[MATERIAL TO PROCESS — start]

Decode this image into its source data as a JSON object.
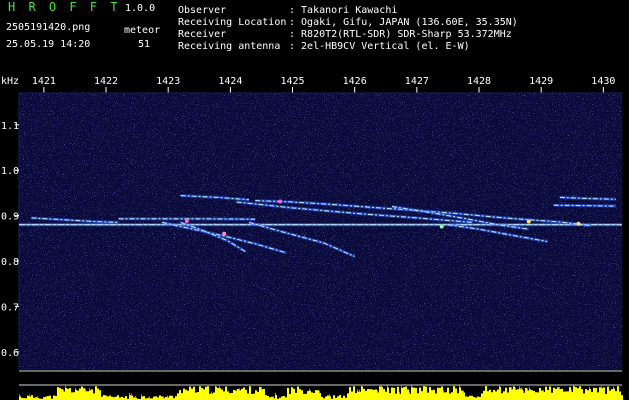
{
  "app": {
    "name": "H R O F F T",
    "version": "1.0.0"
  },
  "file": {
    "name": "2505191420.png",
    "datetime": "25.05.19 14:20"
  },
  "counter": {
    "label": "meteor",
    "value": "51"
  },
  "info": [
    {
      "key": "Observer",
      "value": ": Takanori Kawachi"
    },
    {
      "key": "Receiving Location",
      "value": ": Ogaki, Gifu, JAPAN (136.60E, 35.35N)"
    },
    {
      "key": "Receiver",
      "value": ": R820T2(RTL-SDR) SDR-Sharp 53.372MHz"
    },
    {
      "key": "Receiving antenna",
      "value": ": 2el-HB9CV Vertical (el. E-W)"
    }
  ],
  "colors": {
    "accent": "#39e639",
    "background": "#000000",
    "plot_bg": "#0a0a3a",
    "signal": "#3f7bff",
    "bars": "#ffff00"
  },
  "chart_data": {
    "type": "spectrogram",
    "ylabel": "kHz",
    "x_ticks": [
      "1421",
      "1422",
      "1423",
      "1424",
      "1425",
      "1426",
      "1427",
      "1428",
      "1429",
      "1430"
    ],
    "x_range": [
      1420.6,
      1430.3
    ],
    "y_ticks": [
      "1.1",
      "1.0",
      "0.9",
      "0.8",
      "0.7",
      "0.6"
    ],
    "y_range": [
      0.56,
      1.17
    ],
    "carrier_khz": 0.88,
    "traces": [
      {
        "x": [
          1422.2,
          1423.5,
          1424.4
        ],
        "y": [
          0.893,
          0.893,
          0.892
        ]
      },
      {
        "x": [
          1424.4,
          1425.0,
          1425.6,
          1426.6,
          1427.6,
          1428.4,
          1429.3,
          1429.8
        ],
        "y": [
          0.933,
          0.93,
          0.925,
          0.915,
          0.905,
          0.895,
          0.886,
          0.878
        ]
      },
      {
        "x": [
          1424.1,
          1425.0,
          1426.0,
          1427.0,
          1427.9
        ],
        "y": [
          0.93,
          0.917,
          0.905,
          0.895,
          0.885
        ]
      },
      {
        "x": [
          1426.6,
          1427.2,
          1427.8,
          1428.3,
          1428.8
        ],
        "y": [
          0.92,
          0.907,
          0.893,
          0.88,
          0.87
        ]
      },
      {
        "x": [
          1422.9,
          1423.4,
          1423.9,
          1424.4,
          1424.9
        ],
        "y": [
          0.885,
          0.87,
          0.855,
          0.838,
          0.818
        ]
      },
      {
        "x": [
          1423.2,
          1423.6,
          1423.95,
          1424.25
        ],
        "y": [
          0.885,
          0.865,
          0.845,
          0.82
        ]
      },
      {
        "x": [
          1424.3,
          1424.9,
          1425.5,
          1426.0
        ],
        "y": [
          0.885,
          0.862,
          0.84,
          0.81
        ]
      },
      {
        "x": [
          1427.5,
          1428.0,
          1428.6,
          1429.1
        ],
        "y": [
          0.88,
          0.87,
          0.855,
          0.843
        ]
      },
      {
        "x": [
          1420.8,
          1421.3,
          1421.8,
          1422.2
        ],
        "y": [
          0.895,
          0.891,
          0.887,
          0.885
        ]
      },
      {
        "x": [
          1429.3,
          1429.7,
          1430.2
        ],
        "y": [
          0.94,
          0.938,
          0.936
        ]
      },
      {
        "x": [
          1429.2,
          1429.7,
          1430.2
        ],
        "y": [
          0.923,
          0.922,
          0.921
        ]
      },
      {
        "x": [
          1423.2,
          1423.8,
          1424.3
        ],
        "y": [
          0.944,
          0.94,
          0.935
        ]
      }
    ]
  }
}
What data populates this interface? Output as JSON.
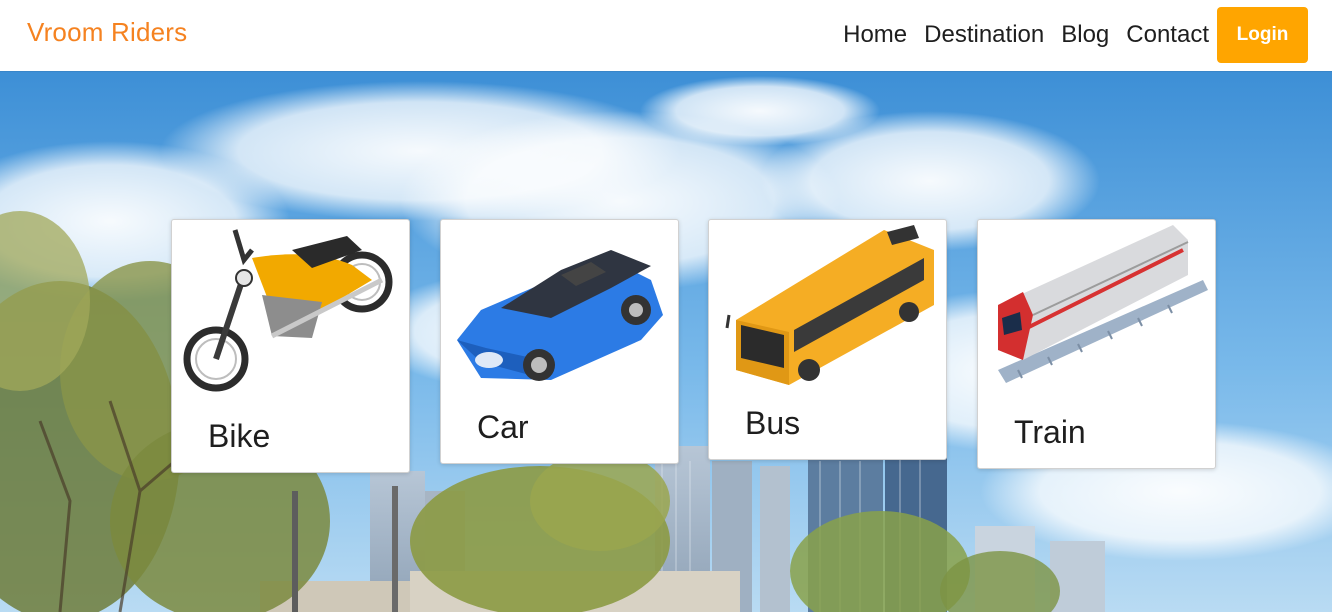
{
  "navbar": {
    "brand": "Vroom Riders",
    "links": [
      "Home",
      "Destination",
      "Blog",
      "Contact"
    ],
    "login_label": "Login"
  },
  "hero": {
    "cards": [
      {
        "title": "Bike",
        "icon": "motorbike-icon"
      },
      {
        "title": "Car",
        "icon": "car-icon"
      },
      {
        "title": "Bus",
        "icon": "bus-icon"
      },
      {
        "title": "Train",
        "icon": "train-icon"
      }
    ]
  },
  "colors": {
    "brand": "#f58220",
    "login_bg": "#ffa500",
    "sky": "#5aa7e0"
  }
}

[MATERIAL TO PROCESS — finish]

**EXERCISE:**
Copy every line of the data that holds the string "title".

**TASK RESULT:**
        "title": "Bike",
        "title": "Car",
        "title": "Bus",
        "title": "Train",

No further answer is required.